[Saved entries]
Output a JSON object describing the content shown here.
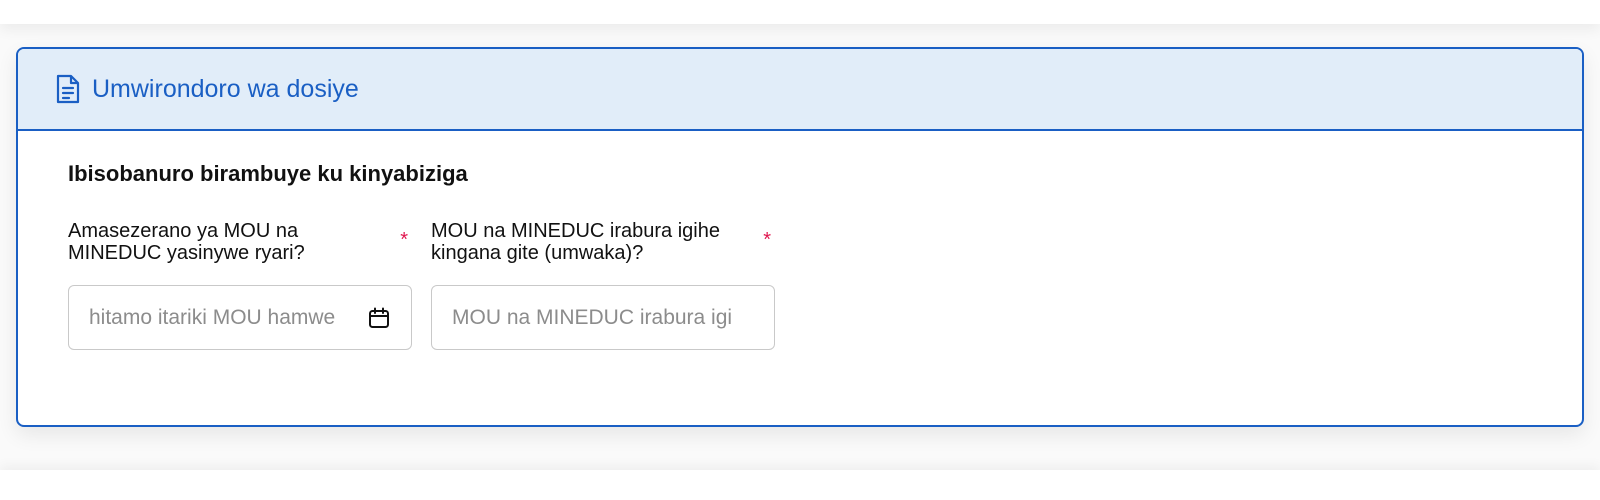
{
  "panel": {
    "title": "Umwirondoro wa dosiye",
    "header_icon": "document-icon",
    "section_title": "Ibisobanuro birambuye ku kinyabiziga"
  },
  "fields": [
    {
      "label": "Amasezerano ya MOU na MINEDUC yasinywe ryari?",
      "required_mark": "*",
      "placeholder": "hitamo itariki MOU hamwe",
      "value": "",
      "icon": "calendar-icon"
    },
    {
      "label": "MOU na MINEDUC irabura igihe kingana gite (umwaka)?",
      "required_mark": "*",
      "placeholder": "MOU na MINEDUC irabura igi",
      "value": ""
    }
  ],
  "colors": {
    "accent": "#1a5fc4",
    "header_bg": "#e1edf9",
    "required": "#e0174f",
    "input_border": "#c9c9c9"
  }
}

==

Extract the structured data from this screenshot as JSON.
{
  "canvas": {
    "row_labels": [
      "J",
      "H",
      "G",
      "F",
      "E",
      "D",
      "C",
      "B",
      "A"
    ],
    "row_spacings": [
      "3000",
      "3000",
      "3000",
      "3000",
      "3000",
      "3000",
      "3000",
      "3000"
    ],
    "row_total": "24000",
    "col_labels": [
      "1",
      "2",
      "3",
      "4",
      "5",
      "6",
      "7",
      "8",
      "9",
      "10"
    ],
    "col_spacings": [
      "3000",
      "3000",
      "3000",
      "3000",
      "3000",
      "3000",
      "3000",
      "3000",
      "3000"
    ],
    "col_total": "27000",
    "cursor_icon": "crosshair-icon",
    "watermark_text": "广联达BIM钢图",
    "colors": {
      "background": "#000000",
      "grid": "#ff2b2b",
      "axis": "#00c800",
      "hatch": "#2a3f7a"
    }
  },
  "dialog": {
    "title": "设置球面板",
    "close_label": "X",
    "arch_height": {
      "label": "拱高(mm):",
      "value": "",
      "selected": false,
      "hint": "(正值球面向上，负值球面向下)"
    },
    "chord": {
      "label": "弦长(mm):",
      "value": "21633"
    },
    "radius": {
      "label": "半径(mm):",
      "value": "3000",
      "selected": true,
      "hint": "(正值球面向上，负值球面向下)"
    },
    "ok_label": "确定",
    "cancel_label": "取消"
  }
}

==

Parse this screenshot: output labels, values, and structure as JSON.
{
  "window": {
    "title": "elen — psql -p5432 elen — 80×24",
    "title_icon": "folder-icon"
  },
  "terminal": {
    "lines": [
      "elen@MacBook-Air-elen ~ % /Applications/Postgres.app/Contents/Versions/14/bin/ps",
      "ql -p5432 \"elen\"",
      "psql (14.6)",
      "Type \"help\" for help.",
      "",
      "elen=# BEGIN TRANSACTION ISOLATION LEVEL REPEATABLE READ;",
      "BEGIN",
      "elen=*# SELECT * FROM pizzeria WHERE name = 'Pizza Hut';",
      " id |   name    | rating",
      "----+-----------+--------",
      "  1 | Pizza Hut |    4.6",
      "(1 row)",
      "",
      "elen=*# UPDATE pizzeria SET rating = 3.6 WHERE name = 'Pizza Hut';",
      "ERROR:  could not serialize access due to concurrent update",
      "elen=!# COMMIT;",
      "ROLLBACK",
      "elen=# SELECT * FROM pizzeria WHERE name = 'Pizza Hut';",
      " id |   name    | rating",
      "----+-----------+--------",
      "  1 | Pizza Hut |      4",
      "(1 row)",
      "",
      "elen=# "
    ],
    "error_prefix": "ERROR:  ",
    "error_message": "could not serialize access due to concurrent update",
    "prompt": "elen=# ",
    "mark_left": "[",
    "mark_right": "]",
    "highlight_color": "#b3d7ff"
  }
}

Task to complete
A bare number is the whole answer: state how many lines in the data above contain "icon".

Result
4